(ASSIGNMENT) Your job is to retype the records exactly while dropping every picture.

(THE DATA)

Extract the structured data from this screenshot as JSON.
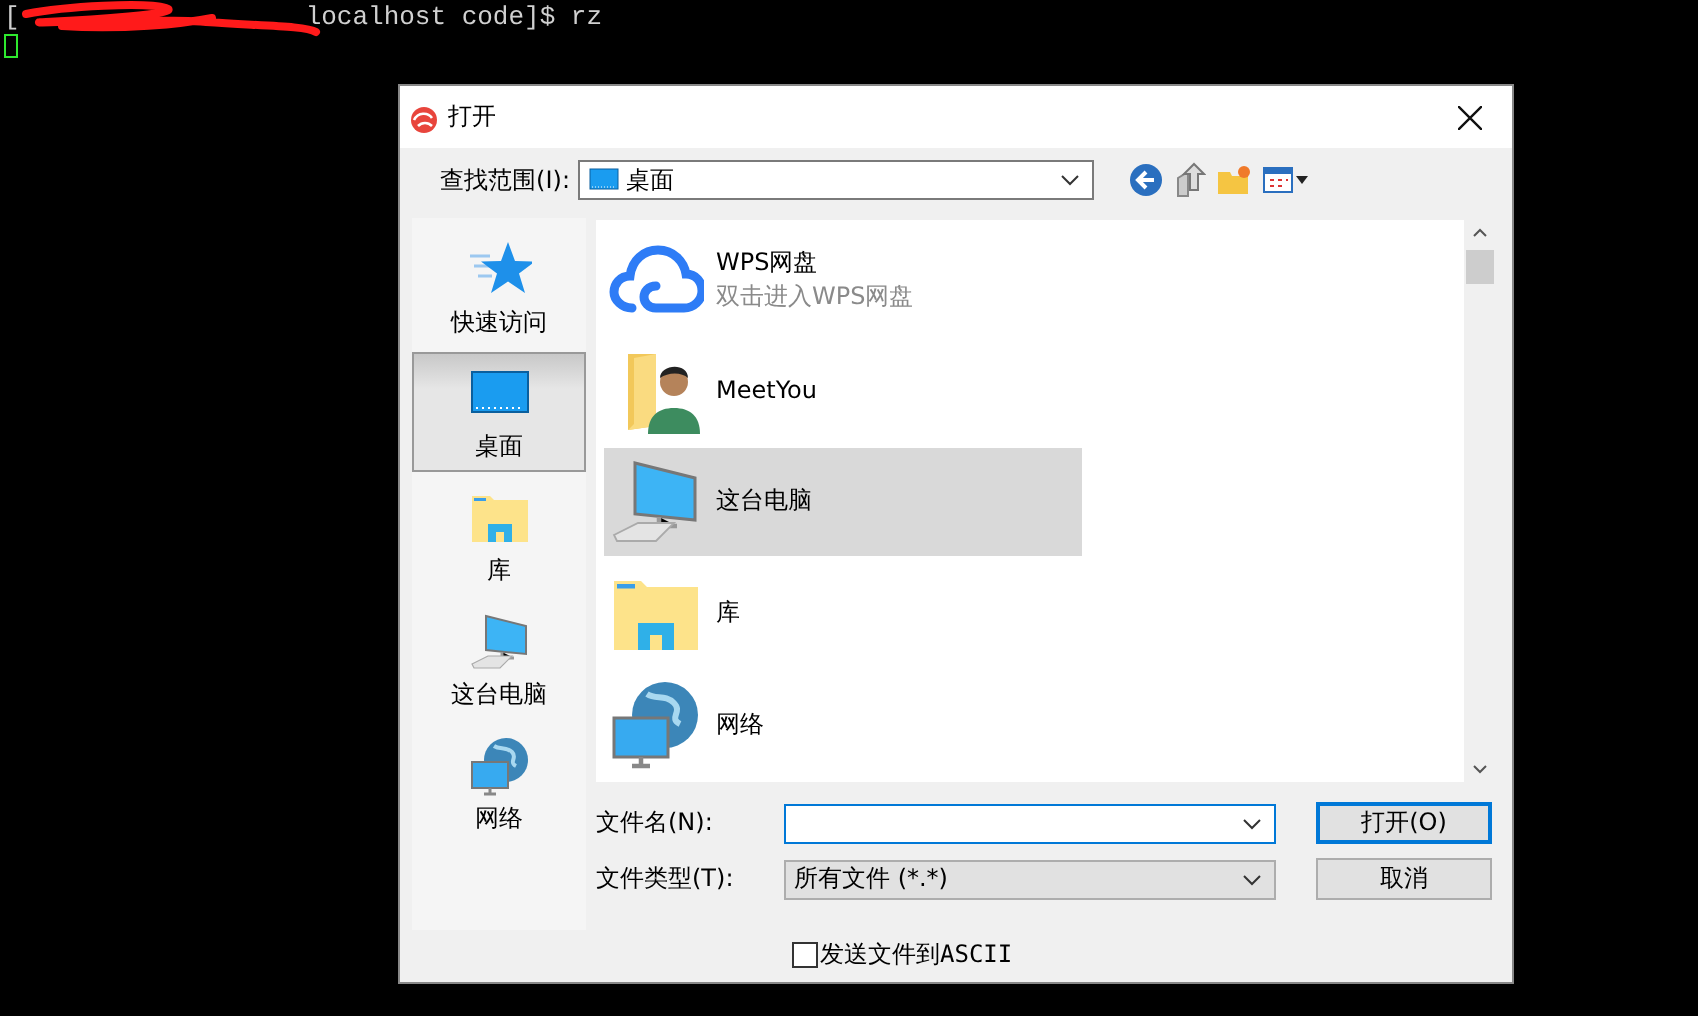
{
  "terminal": {
    "prompt_open": "[",
    "prompt_rest": "localhost code]$ rz",
    "redacted": true,
    "cursor": true
  },
  "dialog": {
    "title": "打开",
    "look_in": {
      "label": "查找范围(I):",
      "value": "桌面"
    },
    "places": [
      {
        "label": "快速访问",
        "kind": "star",
        "selected": false
      },
      {
        "label": "桌面",
        "kind": "desktop",
        "selected": true
      },
      {
        "label": "库",
        "kind": "library",
        "selected": false
      },
      {
        "label": "这台电脑",
        "kind": "computer",
        "selected": false
      },
      {
        "label": "网络",
        "kind": "network",
        "selected": false
      }
    ],
    "files": [
      {
        "name": "WPS网盘",
        "subtitle": "双击进入WPS网盘",
        "kind": "cloud",
        "selected": false
      },
      {
        "name": "MeetYou",
        "kind": "userfolder",
        "selected": false
      },
      {
        "name": "这台电脑",
        "kind": "computer",
        "selected": true
      },
      {
        "name": "库",
        "kind": "library",
        "selected": false
      },
      {
        "name": "网络",
        "kind": "network",
        "selected": false
      }
    ],
    "file_name": {
      "label": "文件名(N):"
    },
    "file_type": {
      "label": "文件类型(T):",
      "value": "所有文件 (*.*)"
    },
    "buttons": [
      {
        "label": "打开(O)",
        "kind": "default"
      },
      {
        "label": "取消",
        "kind": "normal"
      }
    ],
    "checkbox": {
      "label": "发送文件到ASCII",
      "checked": false
    }
  }
}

(WRITTEN REPLY)
Extract the structured data from this screenshot as JSON.
{
  "terminal": {
    "prompt_open": "[",
    "prompt_rest": "localhost code]$ rz",
    "redacted": true,
    "cursor": true
  },
  "dialog": {
    "title": "打开",
    "look_in": {
      "label": "查找范围(I):",
      "value": "桌面"
    },
    "places": [
      {
        "label": "快速访问",
        "kind": "star",
        "selected": false
      },
      {
        "label": "桌面",
        "kind": "desktop",
        "selected": true
      },
      {
        "label": "库",
        "kind": "library",
        "selected": false
      },
      {
        "label": "这台电脑",
        "kind": "computer",
        "selected": false
      },
      {
        "label": "网络",
        "kind": "network",
        "selected": false
      }
    ],
    "files": [
      {
        "name": "WPS网盘",
        "subtitle": "双击进入WPS网盘",
        "kind": "cloud",
        "selected": false
      },
      {
        "name": "MeetYou",
        "kind": "userfolder",
        "selected": false
      },
      {
        "name": "这台电脑",
        "kind": "computer",
        "selected": true
      },
      {
        "name": "库",
        "kind": "library",
        "selected": false
      },
      {
        "name": "网络",
        "kind": "network",
        "selected": false
      }
    ],
    "file_name": {
      "label": "文件名(N):"
    },
    "file_type": {
      "label": "文件类型(T):",
      "value": "所有文件 (*.*)"
    },
    "buttons": [
      {
        "label": "打开(O)",
        "kind": "default"
      },
      {
        "label": "取消",
        "kind": "normal"
      }
    ],
    "checkbox": {
      "label": "发送文件到ASCII",
      "checked": false
    }
  }
}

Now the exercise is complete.